Think of assessment and many teachers think of tests – that moment of fixed time when all the learning of the past few weeks, months or years comes down to a series of multiple choice questions about grammar, vocabulary, course content, with perhaps a writing task or reading comprehension thrown in.
Tests are one enduring feature of education. In every language learning setting I have worked in, tests have been a regular and dominant feature. They are used to determine success or failure, report grades, and determine how ‘good’ someone is judged to be in English.
There are alternatives of course: project work, portfolios, oral assessments, self-assessment and more, some of which I have discussed in a previous iTDi post. I previously worked with young learners and tried to give them as much of a say in their assessment as possible, even getting them to compose their own exam questions, but this has had limited success. I did this for my classes in the year group I was teaching in but it was not adopted elsewhere in the school. Prescribed questions on discrete language items still held sway and I expect my old area of influence has now reverted back to the same format.

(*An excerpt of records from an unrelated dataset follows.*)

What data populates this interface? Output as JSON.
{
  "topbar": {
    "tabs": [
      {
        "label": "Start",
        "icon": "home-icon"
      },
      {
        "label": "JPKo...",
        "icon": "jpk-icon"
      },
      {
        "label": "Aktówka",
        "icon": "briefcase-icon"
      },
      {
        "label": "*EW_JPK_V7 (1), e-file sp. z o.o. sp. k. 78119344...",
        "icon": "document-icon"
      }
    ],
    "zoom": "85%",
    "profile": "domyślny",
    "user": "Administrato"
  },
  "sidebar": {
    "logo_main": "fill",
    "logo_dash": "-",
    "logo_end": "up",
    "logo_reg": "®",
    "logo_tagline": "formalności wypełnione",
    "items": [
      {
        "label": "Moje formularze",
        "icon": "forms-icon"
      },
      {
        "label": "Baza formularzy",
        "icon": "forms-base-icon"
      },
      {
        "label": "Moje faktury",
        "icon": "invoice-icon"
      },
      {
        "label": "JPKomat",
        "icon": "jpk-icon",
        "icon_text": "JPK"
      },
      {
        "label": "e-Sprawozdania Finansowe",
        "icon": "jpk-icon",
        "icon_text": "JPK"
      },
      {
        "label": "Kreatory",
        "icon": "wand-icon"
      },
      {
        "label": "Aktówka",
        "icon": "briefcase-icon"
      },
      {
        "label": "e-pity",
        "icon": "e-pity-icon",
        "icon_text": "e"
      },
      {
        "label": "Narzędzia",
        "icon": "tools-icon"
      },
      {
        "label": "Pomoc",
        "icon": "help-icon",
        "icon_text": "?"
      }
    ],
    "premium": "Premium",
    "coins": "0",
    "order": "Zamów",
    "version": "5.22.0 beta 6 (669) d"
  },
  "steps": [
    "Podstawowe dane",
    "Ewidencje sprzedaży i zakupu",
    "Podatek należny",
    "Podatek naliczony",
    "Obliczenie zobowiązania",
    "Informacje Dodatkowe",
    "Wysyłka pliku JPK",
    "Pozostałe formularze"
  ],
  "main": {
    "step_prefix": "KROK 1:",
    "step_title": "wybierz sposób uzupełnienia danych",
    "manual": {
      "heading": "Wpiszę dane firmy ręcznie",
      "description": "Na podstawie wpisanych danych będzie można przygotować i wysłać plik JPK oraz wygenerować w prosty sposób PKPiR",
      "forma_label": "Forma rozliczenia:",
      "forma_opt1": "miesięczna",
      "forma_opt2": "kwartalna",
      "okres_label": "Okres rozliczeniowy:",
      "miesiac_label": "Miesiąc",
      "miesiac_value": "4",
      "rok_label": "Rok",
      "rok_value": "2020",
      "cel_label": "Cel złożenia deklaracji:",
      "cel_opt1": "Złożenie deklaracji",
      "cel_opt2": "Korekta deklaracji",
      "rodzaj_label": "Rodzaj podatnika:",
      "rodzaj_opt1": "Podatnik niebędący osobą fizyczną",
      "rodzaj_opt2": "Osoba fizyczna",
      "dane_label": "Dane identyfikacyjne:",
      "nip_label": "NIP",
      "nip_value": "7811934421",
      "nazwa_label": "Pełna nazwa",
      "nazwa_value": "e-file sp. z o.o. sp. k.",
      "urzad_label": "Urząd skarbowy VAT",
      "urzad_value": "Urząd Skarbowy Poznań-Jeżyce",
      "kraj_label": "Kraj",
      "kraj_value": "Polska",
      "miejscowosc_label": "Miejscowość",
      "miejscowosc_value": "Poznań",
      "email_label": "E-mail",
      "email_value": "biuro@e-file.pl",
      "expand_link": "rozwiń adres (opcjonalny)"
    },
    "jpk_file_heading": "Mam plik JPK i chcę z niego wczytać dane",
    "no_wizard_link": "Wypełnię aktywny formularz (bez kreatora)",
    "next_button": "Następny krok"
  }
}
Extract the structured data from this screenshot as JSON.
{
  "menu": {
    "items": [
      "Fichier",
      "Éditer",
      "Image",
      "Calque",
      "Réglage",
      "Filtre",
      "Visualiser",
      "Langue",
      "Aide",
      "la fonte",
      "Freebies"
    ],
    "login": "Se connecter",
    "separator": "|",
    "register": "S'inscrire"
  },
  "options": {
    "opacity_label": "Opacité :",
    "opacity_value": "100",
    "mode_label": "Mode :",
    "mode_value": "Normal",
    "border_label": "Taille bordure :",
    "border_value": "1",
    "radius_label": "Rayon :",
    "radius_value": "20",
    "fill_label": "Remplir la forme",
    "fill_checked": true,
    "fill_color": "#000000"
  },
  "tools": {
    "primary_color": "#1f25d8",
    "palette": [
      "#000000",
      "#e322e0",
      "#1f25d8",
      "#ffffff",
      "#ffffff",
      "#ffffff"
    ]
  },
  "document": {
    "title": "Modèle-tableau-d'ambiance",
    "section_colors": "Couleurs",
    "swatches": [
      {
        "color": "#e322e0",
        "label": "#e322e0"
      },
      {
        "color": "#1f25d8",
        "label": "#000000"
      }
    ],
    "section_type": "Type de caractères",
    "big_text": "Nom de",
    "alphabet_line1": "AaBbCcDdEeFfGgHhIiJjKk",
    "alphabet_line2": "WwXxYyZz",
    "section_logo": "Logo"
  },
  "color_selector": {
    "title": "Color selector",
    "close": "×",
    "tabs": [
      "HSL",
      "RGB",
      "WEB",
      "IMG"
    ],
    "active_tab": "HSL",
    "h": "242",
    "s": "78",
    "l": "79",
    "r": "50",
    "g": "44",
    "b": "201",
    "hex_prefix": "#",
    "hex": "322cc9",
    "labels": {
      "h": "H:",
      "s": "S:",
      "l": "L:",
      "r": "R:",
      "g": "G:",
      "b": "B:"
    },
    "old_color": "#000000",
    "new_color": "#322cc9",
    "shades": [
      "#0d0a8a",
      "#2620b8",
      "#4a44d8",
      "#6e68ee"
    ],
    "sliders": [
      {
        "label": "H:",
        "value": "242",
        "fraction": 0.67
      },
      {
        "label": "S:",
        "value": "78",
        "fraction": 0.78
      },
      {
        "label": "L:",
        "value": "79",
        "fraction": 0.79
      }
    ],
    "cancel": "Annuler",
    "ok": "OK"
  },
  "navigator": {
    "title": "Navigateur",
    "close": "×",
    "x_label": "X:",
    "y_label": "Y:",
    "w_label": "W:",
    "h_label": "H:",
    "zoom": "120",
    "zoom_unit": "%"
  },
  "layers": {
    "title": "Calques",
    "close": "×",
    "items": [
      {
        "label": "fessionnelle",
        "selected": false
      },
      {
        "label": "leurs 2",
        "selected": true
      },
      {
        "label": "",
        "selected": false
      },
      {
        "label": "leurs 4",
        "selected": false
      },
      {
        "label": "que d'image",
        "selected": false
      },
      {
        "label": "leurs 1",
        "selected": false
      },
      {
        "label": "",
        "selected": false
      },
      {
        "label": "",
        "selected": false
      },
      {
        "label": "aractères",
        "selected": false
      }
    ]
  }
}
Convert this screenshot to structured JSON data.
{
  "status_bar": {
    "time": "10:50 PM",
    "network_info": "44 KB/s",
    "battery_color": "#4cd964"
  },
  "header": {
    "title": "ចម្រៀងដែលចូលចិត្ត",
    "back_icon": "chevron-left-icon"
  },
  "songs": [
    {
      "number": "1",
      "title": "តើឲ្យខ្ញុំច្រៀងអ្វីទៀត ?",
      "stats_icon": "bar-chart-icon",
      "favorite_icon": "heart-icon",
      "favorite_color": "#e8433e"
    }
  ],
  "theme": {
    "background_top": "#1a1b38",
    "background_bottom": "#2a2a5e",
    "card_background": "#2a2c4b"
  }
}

However, my new job has offered the chance to start afresh in many ways. I am now the coordinator of a new language school for adults in Gabon. I have set up the school, designed the learning programme, and implemented an assessment programme from scratch. This post will detail how I have approached this task.
In essence, we have three kinds of ‘tests’: we have ‘placement tests’ to put new students in the right level; there is also an ‘exit test’ which takes place at the end of each 6-week course; and we have external exams such as TOEIC and TOEFL. The external exams have been included because of market demand. Even here in central Africa, such exams are much sought after by employers and universities so they are a necessary component of our programme. Like them or not, they are a demand we have to cater to, and there is little we can do to change the style or content of those tests.
However, I have had the chance to affect the style and content of those other tests. The quick turnaround of courses means there is little time to get students to produce their own questions but there are other ways I can get these tests to be more meaningful, purposeful, and therefore more indicative of the students’ language level.
The placement tests
- They begin with the speaking component. There are a few ‘starting point’ questions but our teachers are trained to let the conversation flow depending on the input of the student.
- There then follows some short reading and writing tasks (graded according to the performance in the speaking test) but not with multi-choice questions or strict instructions. The tasks are designed to provoke thought and the questions are open-ended to give the student a chance to show what they can produce rather than what grammar they know (or can guess!)
- This gives a much more accurate impression of where the student will fit into our learning programme than a multi-choice test would. Students can freeze when faced with a grammar based test. Conversely they can get lucky with their choices in an A/B/C/D test. Our speaking test gives them the chance to loosen up and our written test gives them the chance to express themselves and fits much better with the philosophy of our school.
End of course assessment
- It actually begins at the start of the course! In the first week of a new 6-week cycle, the students are given a written task to complete and a speaking activity to engage in. The writing task provides a wealth of information about where the student is in terms of their English ability and is used to inform the focus of the course (see this recent post by Willy Cardoso for another explanation of this).
- The same tasks are then repeated in the final week of the course. The students and teacher then compare the earlier effort with the more current one to identify areas of progress and things that still need to be worked on. This is great for showing students how far they have come and in making learning plans for future courses.
- The final week also includes a self-assessment task asking the student to identify their progress and what they are struggling with. This is then discussed with the teacher in an end-of-course feedback meeting.
- There is ‘pen and paper’ assessment as well but it contains no grammar or vocabulary questions. Instead, it features an ‘input text’ (a reading passage, an audio recording, or a video). Students are then asked to respond to it through a series of open-ended questions or a short written response.
- All of this tests not what points of grammar they have memorised but what language they can use and how they can express themselves. Surely that is what language learning is all about!
I have been lucky in this job. I was asked to design a learning and assessment programme and I was trusted to implement my own ideas. Not everyone is in this position. You may work in a school where there is a designated ‘test writer’ or tests that come with the course book are used as a standard.
But what I would say to that is ask ‘why?’ Why is a test prepared and imposed by someone from outside the class? Why is an isolated test of the content of recently taught units used? Ask these questions. Suggest alternatives. Start a conversation about assessment. Decide with your colleagues and with your students what approach to testing will work best to measure language ability and to inform future learning.
That is where the importance of testing lies, not in the summative or the formative but in the informative. Start the conversation, get the information, and use it to move forward.